Data records for software interfaces:

::::::

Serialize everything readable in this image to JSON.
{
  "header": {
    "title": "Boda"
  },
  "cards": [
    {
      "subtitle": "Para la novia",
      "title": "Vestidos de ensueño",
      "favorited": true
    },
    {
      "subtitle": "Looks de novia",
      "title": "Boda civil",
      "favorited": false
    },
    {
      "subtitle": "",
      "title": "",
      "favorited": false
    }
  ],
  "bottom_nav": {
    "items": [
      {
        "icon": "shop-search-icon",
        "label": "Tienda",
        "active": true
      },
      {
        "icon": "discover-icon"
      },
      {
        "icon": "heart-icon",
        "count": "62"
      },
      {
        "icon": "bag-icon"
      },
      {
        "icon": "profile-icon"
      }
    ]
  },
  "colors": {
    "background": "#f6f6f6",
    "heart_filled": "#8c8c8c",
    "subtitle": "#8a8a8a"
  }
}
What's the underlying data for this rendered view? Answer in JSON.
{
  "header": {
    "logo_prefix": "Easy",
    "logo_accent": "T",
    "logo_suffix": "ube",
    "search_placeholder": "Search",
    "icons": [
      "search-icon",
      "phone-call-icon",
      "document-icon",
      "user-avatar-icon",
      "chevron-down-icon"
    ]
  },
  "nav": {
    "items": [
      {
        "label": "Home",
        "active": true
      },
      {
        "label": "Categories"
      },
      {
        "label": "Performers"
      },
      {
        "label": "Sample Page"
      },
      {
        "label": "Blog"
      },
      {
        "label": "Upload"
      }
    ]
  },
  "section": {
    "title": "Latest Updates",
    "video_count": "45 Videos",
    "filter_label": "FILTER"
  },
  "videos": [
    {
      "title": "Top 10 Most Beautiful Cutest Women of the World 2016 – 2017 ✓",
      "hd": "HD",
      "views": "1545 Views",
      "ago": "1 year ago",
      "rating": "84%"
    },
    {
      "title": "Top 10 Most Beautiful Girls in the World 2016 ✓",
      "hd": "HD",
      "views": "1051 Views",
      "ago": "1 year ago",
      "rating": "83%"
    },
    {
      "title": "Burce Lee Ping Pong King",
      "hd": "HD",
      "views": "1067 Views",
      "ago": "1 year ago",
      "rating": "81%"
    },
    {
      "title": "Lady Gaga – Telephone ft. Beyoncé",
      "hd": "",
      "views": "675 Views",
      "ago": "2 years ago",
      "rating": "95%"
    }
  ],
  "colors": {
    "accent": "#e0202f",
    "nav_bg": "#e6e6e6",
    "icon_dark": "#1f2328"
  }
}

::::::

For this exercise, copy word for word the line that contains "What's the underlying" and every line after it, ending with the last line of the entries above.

What's the underlying data for this rendered view? Answer in JSON.
{
  "header": {
    "logo_prefix": "Easy",
    "logo_accent": "T",
    "logo_suffix": "ube",
    "search_placeholder": "Search",
    "icons": [
      "search-icon",
      "phone-call-icon",
      "document-icon",
      "user-avatar-icon",
      "chevron-down-icon"
    ]
  },
  "nav": {
    "items": [
      {
        "label": "Home",
        "active": true
      },
      {
        "label": "Categories"
      },
      {
        "label": "Performers"
      },
      {
        "label": "Sample Page"
      },
      {
        "label": "Blog"
      },
      {
        "label": "Upload"
      }
    ]
  },
  "section": {
    "title": "Latest Updates",
    "video_count": "45 Videos",
    "filter_label": "FILTER"
  },
  "videos": [
    {
      "title": "Top 10 Most Beautiful Cutest Women of the World 2016 – 2017 ✓",
      "hd": "HD",
      "views": "1545 Views",
      "ago": "1 year ago",
      "rating": "84%"
    },
    {
      "title": "Top 10 Most Beautiful Girls in the World 2016 ✓",
      "hd": "HD",
      "views": "1051 Views",
      "ago": "1 year ago",
      "rating": "83%"
    },
    {
      "title": "Burce Lee Ping Pong King",
      "hd": "HD",
      "views": "1067 Views",
      "ago": "1 year ago",
      "rating": "81%"
    },
    {
      "title": "Lady Gaga – Telephone ft. Beyoncé",
      "hd": "",
      "views": "675 Views",
      "ago": "2 years ago",
      "rating": "95%"
    }
  ],
  "colors": {
    "accent": "#e0202f",
    "nav_bg": "#e6e6e6",
    "icon_dark": "#1f2328"
  }
}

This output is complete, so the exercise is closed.